THE RECORDS Start Marker

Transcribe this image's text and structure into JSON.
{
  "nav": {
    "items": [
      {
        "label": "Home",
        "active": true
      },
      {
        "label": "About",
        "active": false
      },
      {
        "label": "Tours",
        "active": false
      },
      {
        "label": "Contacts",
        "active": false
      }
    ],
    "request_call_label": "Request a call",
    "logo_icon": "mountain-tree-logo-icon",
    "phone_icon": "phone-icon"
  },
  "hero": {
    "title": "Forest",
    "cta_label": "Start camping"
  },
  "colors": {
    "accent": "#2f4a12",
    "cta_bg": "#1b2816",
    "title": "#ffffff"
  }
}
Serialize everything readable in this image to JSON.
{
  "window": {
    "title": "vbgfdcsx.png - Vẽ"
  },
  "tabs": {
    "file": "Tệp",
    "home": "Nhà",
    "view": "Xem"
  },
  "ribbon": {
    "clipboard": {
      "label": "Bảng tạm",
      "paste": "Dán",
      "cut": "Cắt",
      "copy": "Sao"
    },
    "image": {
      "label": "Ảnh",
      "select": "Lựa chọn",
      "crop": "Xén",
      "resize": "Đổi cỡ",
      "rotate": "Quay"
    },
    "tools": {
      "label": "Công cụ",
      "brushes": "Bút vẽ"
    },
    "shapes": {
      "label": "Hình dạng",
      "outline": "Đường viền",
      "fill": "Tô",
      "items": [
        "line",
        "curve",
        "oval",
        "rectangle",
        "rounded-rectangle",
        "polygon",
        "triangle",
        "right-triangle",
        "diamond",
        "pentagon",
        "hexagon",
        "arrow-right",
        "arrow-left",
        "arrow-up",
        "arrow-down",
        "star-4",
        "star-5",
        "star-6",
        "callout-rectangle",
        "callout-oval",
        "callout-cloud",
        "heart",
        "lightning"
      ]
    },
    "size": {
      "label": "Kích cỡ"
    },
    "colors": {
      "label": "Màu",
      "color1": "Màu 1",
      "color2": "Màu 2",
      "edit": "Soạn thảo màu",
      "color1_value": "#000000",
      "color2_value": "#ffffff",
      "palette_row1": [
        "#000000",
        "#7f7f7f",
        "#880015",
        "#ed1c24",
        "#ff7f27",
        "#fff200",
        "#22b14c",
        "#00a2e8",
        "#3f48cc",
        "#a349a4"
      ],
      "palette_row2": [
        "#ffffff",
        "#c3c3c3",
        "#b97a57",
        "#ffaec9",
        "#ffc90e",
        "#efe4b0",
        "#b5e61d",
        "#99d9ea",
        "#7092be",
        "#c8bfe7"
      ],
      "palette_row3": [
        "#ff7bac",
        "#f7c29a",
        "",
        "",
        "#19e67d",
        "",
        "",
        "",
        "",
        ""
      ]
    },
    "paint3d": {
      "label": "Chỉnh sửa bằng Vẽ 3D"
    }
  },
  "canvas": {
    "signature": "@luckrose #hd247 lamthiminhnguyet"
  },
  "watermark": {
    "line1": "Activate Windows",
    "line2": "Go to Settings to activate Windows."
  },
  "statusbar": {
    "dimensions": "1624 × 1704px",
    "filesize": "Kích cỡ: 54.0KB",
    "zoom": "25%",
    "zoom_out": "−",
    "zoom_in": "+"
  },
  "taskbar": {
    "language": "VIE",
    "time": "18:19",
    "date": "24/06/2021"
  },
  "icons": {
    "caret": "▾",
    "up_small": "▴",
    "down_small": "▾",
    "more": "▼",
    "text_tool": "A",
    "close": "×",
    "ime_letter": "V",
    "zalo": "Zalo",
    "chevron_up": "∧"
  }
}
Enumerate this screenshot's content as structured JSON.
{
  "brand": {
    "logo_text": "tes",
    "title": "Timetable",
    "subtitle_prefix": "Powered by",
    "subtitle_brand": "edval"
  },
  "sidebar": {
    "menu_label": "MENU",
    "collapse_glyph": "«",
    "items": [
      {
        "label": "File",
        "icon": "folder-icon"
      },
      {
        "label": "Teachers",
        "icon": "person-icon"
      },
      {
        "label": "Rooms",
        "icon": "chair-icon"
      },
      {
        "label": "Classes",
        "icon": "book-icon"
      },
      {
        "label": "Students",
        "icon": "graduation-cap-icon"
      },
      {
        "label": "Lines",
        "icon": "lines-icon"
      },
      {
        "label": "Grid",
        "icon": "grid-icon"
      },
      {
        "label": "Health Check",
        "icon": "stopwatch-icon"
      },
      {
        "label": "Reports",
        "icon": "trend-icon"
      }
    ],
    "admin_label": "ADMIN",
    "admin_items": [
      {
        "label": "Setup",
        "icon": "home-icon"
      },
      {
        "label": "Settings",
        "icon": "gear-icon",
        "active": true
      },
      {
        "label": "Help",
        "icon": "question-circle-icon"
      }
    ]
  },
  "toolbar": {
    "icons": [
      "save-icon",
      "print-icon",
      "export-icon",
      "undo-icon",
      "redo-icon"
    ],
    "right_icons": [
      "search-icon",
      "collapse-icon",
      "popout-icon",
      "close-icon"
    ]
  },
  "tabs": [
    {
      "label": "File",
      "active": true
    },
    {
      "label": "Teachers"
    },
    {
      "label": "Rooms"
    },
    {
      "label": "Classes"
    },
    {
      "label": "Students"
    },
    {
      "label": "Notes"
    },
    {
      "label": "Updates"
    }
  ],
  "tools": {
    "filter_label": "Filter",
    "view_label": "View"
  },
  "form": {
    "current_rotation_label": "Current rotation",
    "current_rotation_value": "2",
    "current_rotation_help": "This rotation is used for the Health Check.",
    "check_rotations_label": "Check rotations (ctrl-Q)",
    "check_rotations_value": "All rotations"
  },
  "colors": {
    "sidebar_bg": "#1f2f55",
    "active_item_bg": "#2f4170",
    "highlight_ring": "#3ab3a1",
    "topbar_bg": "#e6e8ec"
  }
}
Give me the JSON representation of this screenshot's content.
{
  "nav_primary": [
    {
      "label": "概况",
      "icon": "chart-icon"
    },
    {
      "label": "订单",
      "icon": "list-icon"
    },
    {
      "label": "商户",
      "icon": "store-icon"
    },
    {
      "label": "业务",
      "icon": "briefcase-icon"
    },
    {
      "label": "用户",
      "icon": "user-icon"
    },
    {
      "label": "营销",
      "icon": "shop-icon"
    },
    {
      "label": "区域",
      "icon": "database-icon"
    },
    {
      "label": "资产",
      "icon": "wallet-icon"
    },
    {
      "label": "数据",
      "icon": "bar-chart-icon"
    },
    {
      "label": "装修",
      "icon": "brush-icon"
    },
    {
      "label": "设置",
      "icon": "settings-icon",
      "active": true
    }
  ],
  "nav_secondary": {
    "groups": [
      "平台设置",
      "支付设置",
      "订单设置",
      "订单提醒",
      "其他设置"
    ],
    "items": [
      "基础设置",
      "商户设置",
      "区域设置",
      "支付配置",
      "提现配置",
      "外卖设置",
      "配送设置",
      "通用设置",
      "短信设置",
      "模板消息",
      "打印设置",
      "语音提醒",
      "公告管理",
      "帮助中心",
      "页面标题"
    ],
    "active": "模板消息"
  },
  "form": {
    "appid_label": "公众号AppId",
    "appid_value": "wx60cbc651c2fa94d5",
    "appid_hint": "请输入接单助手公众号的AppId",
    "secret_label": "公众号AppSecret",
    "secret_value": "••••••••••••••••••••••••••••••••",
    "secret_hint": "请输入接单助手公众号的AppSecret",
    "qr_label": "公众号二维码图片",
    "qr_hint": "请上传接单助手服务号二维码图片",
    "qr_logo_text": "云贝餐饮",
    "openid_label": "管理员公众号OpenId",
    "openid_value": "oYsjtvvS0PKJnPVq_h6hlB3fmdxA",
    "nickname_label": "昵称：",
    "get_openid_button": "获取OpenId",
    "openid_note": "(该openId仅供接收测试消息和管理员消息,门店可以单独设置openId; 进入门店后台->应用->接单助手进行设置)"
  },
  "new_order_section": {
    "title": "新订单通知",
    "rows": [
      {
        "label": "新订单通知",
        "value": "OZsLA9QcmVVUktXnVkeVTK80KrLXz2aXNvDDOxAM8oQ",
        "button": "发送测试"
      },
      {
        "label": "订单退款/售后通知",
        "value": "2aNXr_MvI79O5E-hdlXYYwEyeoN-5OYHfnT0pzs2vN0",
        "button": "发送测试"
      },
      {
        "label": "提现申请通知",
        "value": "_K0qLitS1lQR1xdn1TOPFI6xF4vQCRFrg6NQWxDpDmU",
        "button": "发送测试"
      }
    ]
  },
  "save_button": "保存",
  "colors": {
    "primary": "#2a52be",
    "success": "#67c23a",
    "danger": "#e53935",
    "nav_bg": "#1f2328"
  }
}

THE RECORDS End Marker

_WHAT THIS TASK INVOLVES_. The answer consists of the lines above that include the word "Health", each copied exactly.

_COMPLETED EXERCISE_.
        "label": "Health Check",
    "current_rotation_help": "This rotation is used for the Health Check.",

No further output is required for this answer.